Provided records:
# # # # # # #

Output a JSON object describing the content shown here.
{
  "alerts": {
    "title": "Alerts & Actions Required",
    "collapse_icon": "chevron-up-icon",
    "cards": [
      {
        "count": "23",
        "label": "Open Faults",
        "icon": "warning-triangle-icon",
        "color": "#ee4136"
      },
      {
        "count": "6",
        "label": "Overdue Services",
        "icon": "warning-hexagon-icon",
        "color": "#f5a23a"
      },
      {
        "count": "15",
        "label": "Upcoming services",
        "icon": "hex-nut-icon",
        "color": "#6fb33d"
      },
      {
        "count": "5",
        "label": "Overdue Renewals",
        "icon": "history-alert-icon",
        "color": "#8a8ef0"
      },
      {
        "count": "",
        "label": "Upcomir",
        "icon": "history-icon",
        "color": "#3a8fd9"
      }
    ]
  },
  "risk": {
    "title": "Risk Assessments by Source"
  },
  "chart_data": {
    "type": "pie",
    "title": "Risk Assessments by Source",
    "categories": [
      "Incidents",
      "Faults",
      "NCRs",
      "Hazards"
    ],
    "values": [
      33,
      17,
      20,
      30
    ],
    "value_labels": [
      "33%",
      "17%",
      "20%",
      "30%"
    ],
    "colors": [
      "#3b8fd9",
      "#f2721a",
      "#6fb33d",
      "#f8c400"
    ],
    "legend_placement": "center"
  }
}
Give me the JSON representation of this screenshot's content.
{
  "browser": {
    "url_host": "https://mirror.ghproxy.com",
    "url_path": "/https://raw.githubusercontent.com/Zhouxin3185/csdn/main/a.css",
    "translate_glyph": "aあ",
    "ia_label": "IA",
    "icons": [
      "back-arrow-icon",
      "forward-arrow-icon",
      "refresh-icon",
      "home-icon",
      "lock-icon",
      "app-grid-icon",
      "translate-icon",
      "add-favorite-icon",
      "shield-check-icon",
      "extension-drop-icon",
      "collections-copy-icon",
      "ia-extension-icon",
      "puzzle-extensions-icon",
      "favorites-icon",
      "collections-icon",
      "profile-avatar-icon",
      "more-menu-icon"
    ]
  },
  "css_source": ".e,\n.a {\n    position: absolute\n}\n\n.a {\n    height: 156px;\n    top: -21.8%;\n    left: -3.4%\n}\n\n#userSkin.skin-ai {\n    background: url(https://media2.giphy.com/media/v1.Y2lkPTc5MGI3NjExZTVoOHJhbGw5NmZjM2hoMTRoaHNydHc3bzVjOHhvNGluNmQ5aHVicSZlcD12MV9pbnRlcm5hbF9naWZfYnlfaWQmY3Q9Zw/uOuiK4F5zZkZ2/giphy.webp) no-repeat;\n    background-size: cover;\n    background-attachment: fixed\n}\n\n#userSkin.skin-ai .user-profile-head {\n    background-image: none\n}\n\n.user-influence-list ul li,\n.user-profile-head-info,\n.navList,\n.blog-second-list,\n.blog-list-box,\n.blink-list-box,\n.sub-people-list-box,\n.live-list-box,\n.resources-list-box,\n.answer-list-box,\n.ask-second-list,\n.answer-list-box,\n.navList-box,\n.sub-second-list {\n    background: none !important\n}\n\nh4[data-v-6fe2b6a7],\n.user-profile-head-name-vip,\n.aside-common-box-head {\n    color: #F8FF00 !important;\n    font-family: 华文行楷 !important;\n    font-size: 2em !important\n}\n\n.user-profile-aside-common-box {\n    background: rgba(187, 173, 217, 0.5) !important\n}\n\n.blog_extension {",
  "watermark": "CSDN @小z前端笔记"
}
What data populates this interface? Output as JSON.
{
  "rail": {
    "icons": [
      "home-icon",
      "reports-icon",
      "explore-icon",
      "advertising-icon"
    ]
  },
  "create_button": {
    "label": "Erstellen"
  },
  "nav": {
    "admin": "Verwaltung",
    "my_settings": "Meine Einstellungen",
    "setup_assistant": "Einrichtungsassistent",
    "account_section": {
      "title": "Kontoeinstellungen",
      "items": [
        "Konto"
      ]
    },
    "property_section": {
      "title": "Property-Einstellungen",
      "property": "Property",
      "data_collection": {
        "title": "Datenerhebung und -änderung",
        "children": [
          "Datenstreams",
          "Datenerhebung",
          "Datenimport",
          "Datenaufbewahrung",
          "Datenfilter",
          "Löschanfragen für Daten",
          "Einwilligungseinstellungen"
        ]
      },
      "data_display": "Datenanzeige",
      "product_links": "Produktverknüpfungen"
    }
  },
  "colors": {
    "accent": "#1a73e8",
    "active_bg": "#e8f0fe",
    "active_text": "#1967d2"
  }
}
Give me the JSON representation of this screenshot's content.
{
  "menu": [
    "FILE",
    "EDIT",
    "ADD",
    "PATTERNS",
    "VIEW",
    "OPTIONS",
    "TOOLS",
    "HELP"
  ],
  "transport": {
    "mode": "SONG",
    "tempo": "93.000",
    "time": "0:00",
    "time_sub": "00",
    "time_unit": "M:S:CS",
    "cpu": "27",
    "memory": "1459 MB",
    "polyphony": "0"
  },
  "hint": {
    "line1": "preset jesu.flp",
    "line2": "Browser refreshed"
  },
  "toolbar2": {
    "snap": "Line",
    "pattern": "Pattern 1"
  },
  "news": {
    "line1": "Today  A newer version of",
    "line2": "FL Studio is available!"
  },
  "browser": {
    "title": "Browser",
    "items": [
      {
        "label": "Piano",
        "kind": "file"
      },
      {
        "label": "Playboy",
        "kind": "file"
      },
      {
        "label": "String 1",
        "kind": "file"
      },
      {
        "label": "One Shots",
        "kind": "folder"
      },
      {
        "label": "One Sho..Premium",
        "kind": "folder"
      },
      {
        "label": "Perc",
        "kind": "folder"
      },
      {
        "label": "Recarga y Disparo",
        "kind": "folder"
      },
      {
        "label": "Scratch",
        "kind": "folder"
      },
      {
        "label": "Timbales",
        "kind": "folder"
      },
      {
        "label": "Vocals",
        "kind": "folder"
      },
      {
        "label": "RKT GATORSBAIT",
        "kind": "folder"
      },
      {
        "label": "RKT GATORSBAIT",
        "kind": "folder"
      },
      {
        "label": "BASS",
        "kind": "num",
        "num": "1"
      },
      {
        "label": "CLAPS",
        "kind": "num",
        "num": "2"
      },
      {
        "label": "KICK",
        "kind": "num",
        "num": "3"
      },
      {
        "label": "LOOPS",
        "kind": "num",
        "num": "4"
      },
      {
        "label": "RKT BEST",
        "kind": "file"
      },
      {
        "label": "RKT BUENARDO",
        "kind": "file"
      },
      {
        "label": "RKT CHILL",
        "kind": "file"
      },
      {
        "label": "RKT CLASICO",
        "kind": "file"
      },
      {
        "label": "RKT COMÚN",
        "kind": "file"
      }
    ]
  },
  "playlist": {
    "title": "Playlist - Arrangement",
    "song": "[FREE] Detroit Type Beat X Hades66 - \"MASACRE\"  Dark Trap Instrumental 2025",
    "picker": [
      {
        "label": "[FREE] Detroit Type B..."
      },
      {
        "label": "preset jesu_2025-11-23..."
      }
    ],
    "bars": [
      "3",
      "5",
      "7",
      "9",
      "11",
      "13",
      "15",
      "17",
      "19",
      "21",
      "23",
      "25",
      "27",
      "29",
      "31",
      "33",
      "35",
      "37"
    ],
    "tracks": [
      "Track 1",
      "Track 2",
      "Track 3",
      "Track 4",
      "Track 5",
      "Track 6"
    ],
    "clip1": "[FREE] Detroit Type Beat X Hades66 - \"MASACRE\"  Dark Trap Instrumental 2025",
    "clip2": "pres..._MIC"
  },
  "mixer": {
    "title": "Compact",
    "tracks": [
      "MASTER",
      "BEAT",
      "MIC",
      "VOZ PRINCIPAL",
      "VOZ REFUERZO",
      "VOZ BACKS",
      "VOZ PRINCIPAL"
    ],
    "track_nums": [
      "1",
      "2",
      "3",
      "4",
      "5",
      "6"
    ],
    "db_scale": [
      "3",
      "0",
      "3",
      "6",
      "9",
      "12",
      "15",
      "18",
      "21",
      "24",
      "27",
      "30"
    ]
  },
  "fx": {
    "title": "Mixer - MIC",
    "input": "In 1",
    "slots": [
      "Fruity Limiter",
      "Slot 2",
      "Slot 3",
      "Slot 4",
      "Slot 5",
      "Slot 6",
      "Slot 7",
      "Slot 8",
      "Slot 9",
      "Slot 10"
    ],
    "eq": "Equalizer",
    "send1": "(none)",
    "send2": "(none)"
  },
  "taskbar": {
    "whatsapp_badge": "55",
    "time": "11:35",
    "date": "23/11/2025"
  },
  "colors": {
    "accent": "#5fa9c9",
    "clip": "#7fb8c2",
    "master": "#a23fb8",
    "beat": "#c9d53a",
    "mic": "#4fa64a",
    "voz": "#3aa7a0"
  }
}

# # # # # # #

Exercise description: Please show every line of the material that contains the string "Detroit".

Response below:
    "song": "[FREE] Detroit Type Beat X Hades66 - \"MASACRE\"  Dark Trap Instrumental 2025",
        "label": "[FREE] Detroit Type B..."
    "clip1": "[FREE] Detroit Type Beat X Hades66 - \"MASACRE\"  Dark Trap Instrumental 2025",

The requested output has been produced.